Tips and tricks for revision; catch up with the latest  news & more ...




RSS Feed

RSS Subscribe to RSS

Independent School Entrance Tests

Passing the entrance test to get into an independent school is sometimes a slightly different business from passing the 11+ tests set by state grammar schools. Every independent school is free to set its own tests, and, although many use systems very similar to the 11+, some vary considerably.

As such, if your child is attempting to gain a place at an independent school near you, it’s crucially important that you understand the way the selection process works. Many independent schools offer past papers to help your prepare, which you should definitely accept if they are on offer.
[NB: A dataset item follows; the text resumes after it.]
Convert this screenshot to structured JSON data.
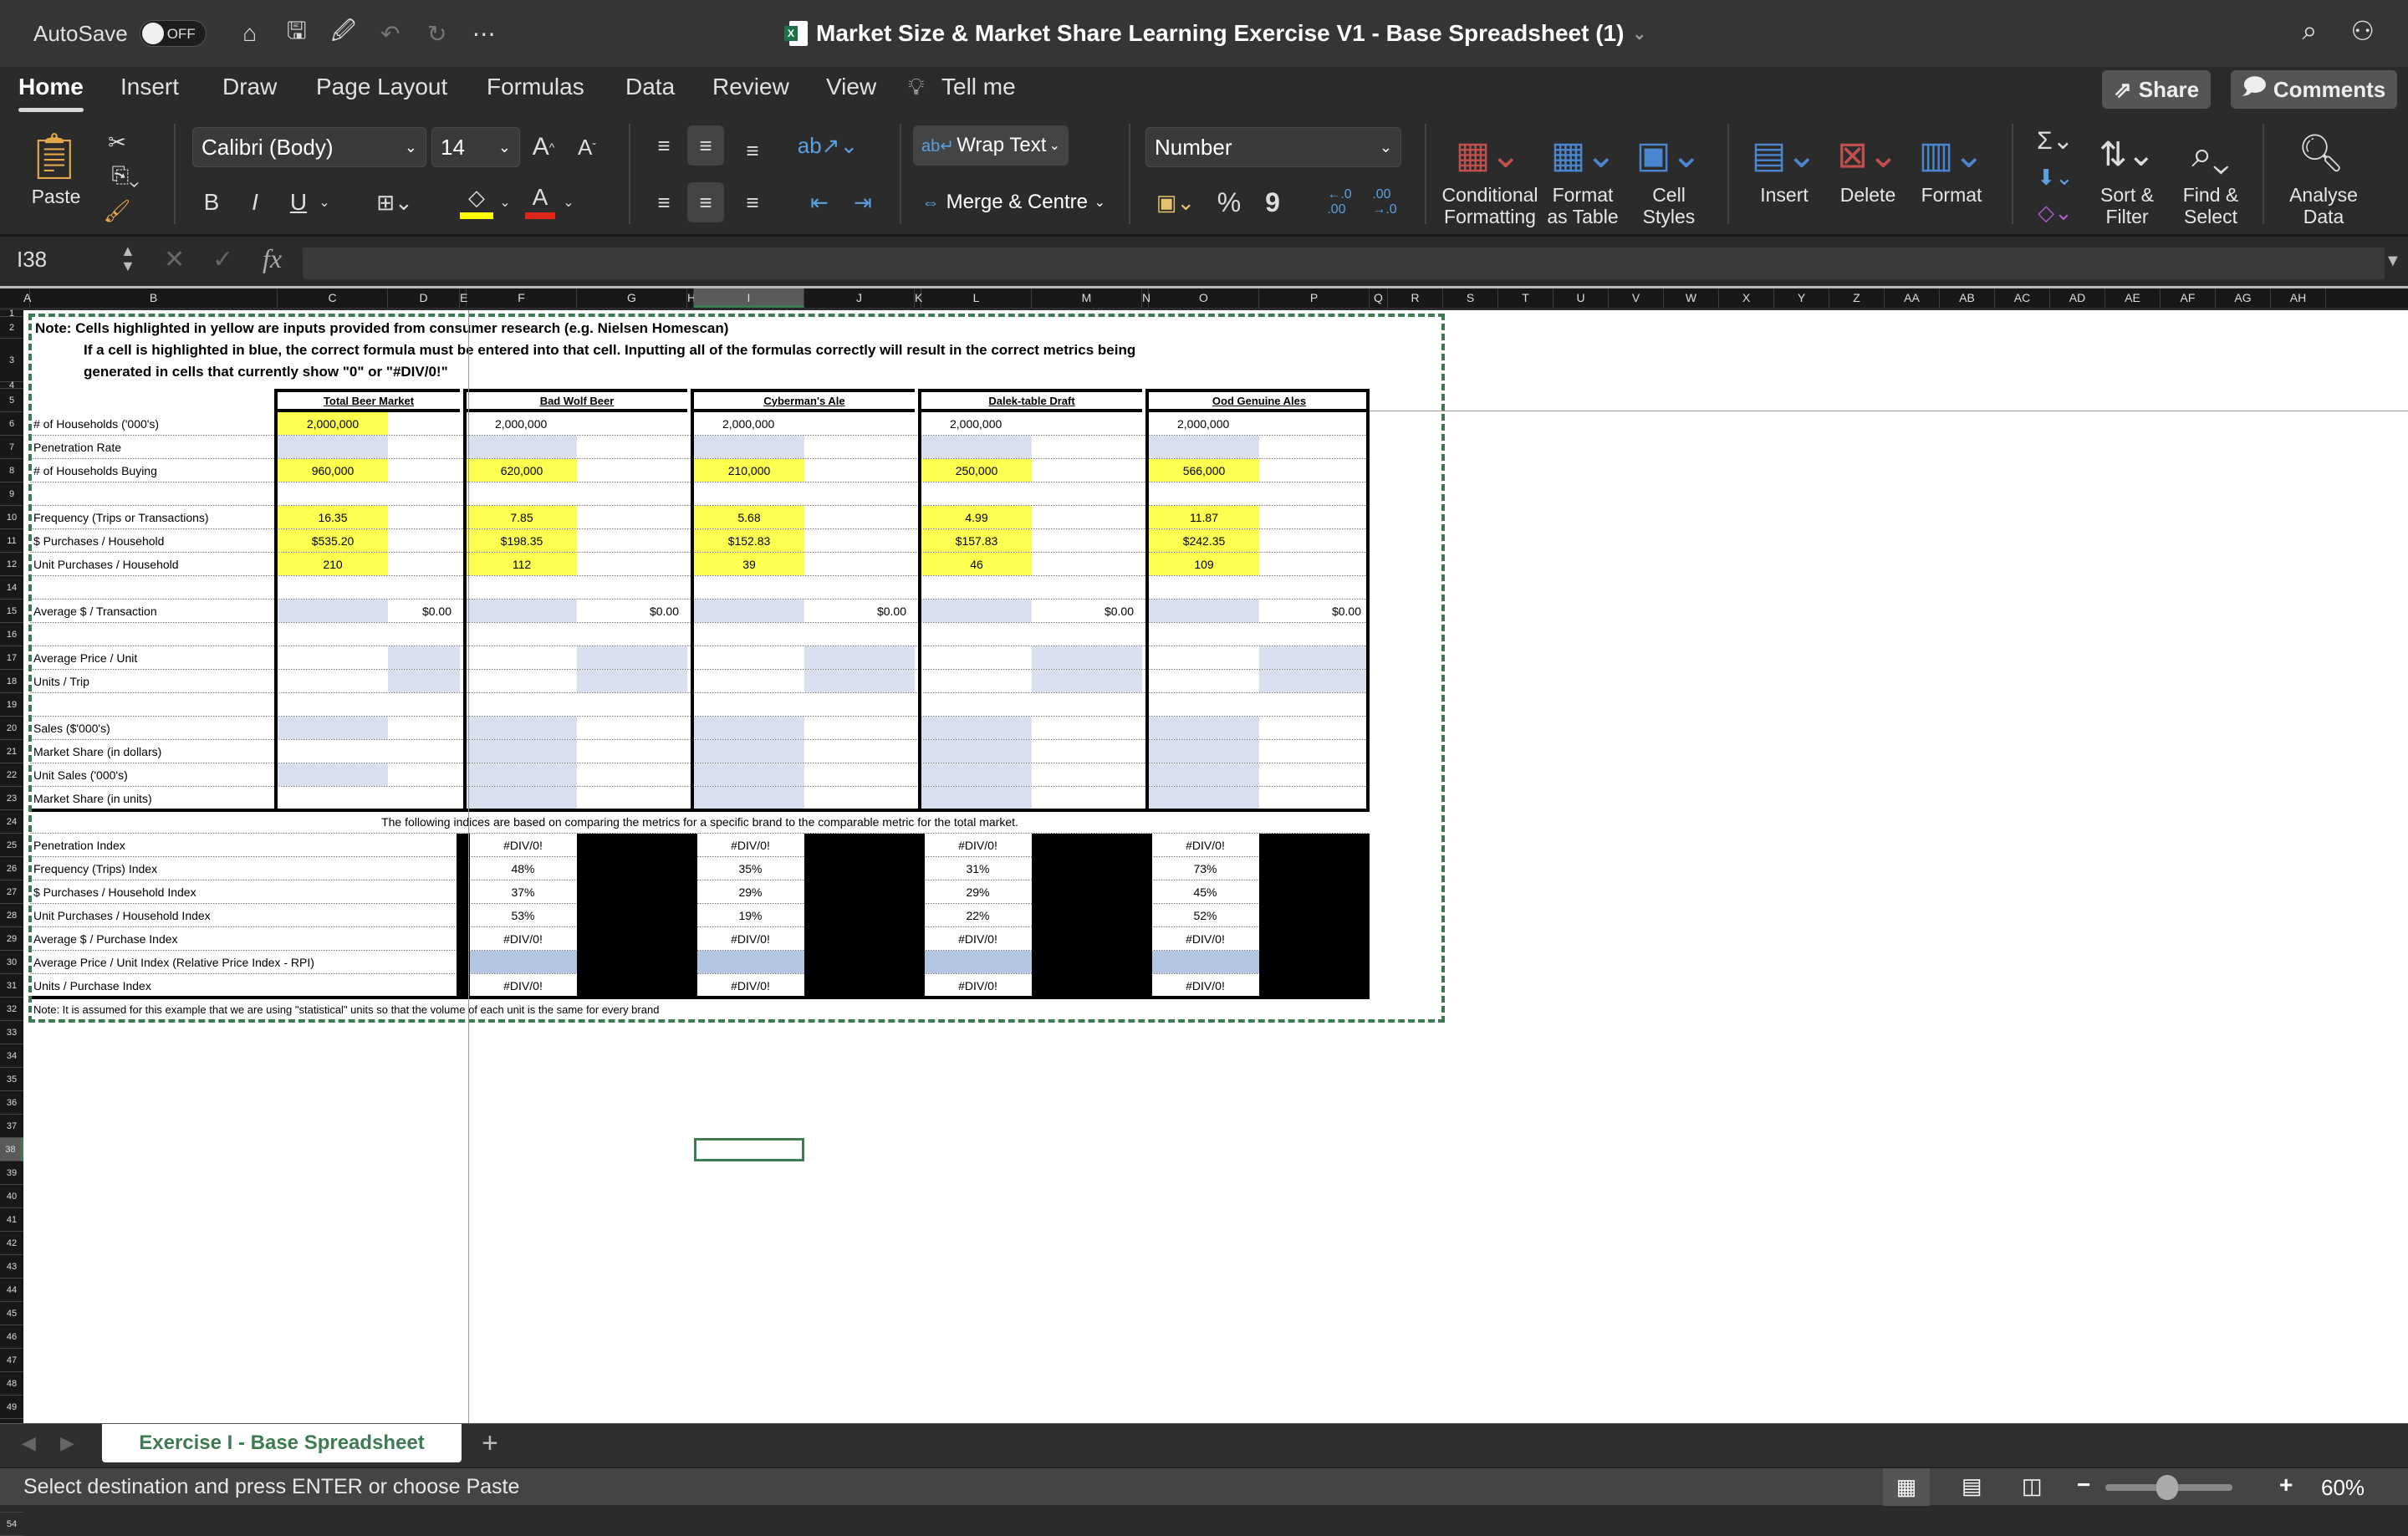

Typical test components often include:

  • Maths – essential skills based on the topics your child should have covered in the upper years of primary or prep school.
  • English – often in the form of an extended essay question to assess your child’s written fluency and skill with spelling and punctuation. However, comprehension tests are sometimes involved, too.
  • Verbal reasoning – logic and problem solving puzzles similar to the ones sat in the traditional 11+ test. An ability to ‘frame’ the problem rapidly (i.e., understand and conceptualise it) is very important.
  • Non-verbal reasoning – logic problems based on shapes, sequences or patterns. They often take the form of ‘odd one out’ or ‘what comes next’ questions. These are perhaps slightly less common in independent school entrance tests, but it’s not at all unusual to come across them.
  • An assessment day, during which potential entrants will come in and experience a day at the school and monitored to see how they get on. This has recently been introduced, for example, at Manchester Grammar School.

In addition, the school may ask to see a portfolio of work from your child’s primary school. There will usually also be an interview, but interviewing well won’t make up for poor results in the academic tests. Getting a high score really is essential.

So, as a parent, what can you do to ensure the maximum chance of success? Once you’ve established the structure of the entrance tests you’ll need to come up with a preparation strategy: don’t expect your child’s current school to help much, especially if it’s a state primary.

You probably have a good idea of your child’s strengths and weaknesses, so the key to a successful strategy lies in working out where the potential problems will fall in the tests and working to address them. There are plenty of good revision guides on the market to boost English and Maths skills.

If the entrance test involves an 11+ style verbal reasoning component, you might also consider some practice tests – the Bond Assessment Papers are probably the best available.

Aside from that, there are various other general things you can bear in mind:

  • Vocabulary can make a big difference. This isn’t just a question of succeeding in English tests; good wordpower will help your child make sense of verbal reasoning questions quickly, ensuring an accurate understanding of the problem and saving valuable time in the test. Encourage reading over the summer, along with use of the dictionary to find out unfamiliar words.
  • Even if there isn’t a specific English test, spelling and punctuation matter. If your child is a borderline case, the school may look at the quality of his or her writing in written answers to verbal reasoning questions. Look at your child’s previous work, make lists of ‘problem’ words and encourage him or her to learn them. Revise punctuation, especially apostrophes to indicate possession and plurality.
  • Good mental arithmetic skills are important. Again, quick, reliable arithmetic can make all the difference in reasoning tests.
  • Finally, puzzles, word games and logic problems are always beneficial for sharpening the brain before entrance tests, and bright children can find them very enjoyable. Even simple crosswords and Sudokos can make a big difference and help your child develop fast, accurate logical thinking skills.

Finally, one of the best ways to give your child a head start is to hire a tutor. If you’re based in the Manchester, Stockport, Macclesfield, Wilmslow or Cheshire areas, contact us to discuss your situation – we have a number of tutors who are very experienced when it comes to coaching children for independent school entrance examinations.

Tags: , , ,

2 Responses to “Independent School Entrance Tests”

  1. Math Dyslexia in Children…

    […]Independent School Entrance Tests[…]…

  2. GUILLERMO says:

    Howdy, I found fantastic ideas 🙂 Continue the good work!

Leave a Reply